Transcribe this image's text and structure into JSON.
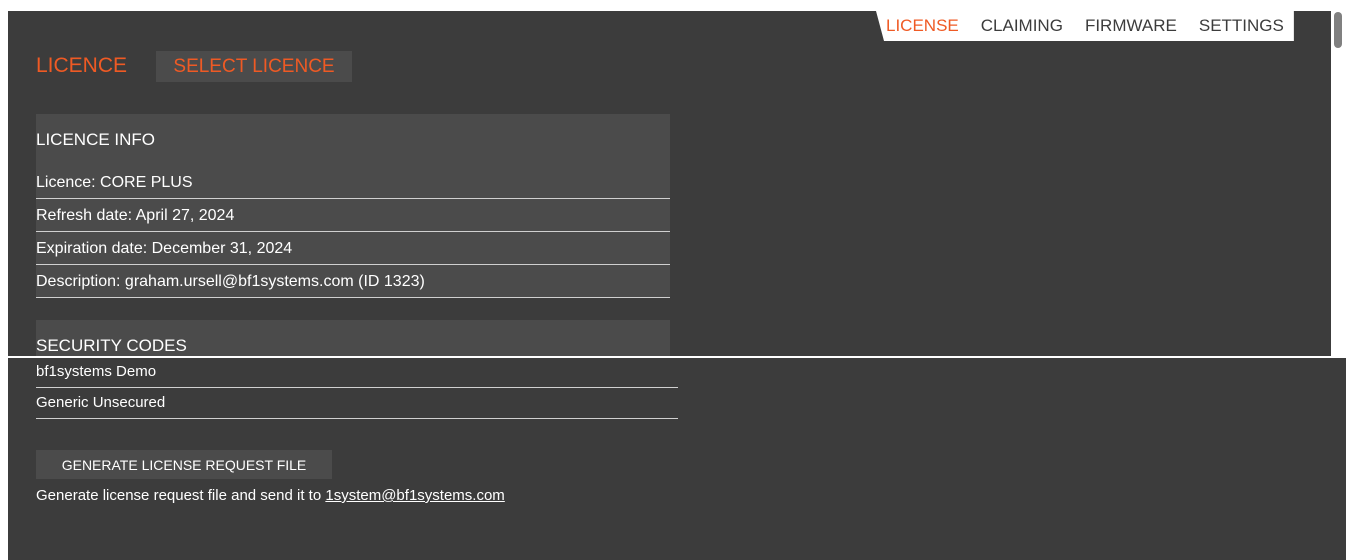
{
  "nav": {
    "tabs": [
      {
        "label": "LICENSE",
        "active": true
      },
      {
        "label": "CLAIMING",
        "active": false
      },
      {
        "label": "FIRMWARE",
        "active": false
      },
      {
        "label": "SETTINGS",
        "active": false
      }
    ]
  },
  "header": {
    "title": "LICENCE",
    "select_button": "SELECT LICENCE"
  },
  "licence_info": {
    "heading": "LICENCE INFO",
    "rows": [
      "Licence: CORE PLUS",
      "Refresh date: April 27, 2024",
      "Expiration date: December 31, 2024",
      "Description: graham.ursell@bf1systems.com (ID 1323)"
    ]
  },
  "security_codes": {
    "heading": "SECURITY CODES",
    "items": [
      "bf1systems Demo",
      "Generic Unsecured"
    ]
  },
  "request": {
    "button": "GENERATE LICENSE REQUEST FILE",
    "note": "Generate license request file and send it to",
    "email": "1system@bf1systems.com"
  },
  "colors": {
    "background": "#3c3c3c",
    "card": "#4b4b4b",
    "accent": "#ef5a24"
  }
}
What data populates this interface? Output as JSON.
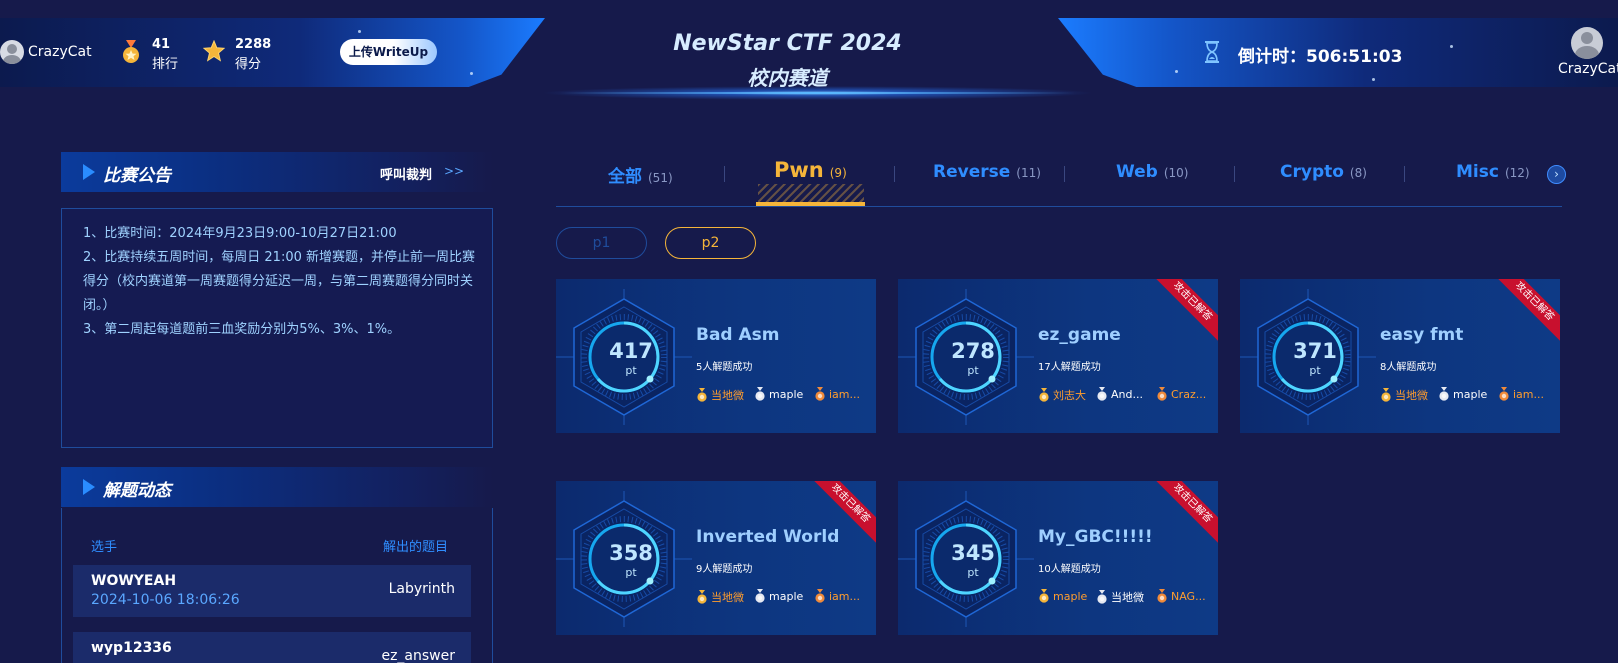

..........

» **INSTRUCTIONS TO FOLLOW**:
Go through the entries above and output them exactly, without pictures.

» **FINISHED EXERCISE**:
Transcribe this image's text and structure into JSON.
{
  "nav": {
    "tabs": [
      {
        "label": "LICENSE",
        "active": true
      },
      {
        "label": "CLAIMING",
        "active": false
      },
      {
        "label": "FIRMWARE",
        "active": false
      },
      {
        "label": "SETTINGS",
        "active": false
      }
    ]
  },
  "header": {
    "title": "LICENCE",
    "select_button": "SELECT LICENCE"
  },
  "licence_info": {
    "heading": "LICENCE INFO",
    "rows": [
      "Licence: CORE PLUS",
      "Refresh date: April 27, 2024",
      "Expiration date: December 31, 2024",
      "Description: graham.ursell@bf1systems.com (ID 1323)"
    ]
  },
  "security_codes": {
    "heading": "SECURITY CODES",
    "items": [
      "bf1systems Demo",
      "Generic Unsecured"
    ]
  },
  "request": {
    "button": "GENERATE LICENSE REQUEST FILE",
    "note": "Generate license request file and send it to",
    "email": "1system@bf1systems.com"
  },
  "colors": {
    "background": "#3c3c3c",
    "card": "#4b4b4b",
    "accent": "#ef5a24"
  }
}
What data populates this interface? Output as JSON.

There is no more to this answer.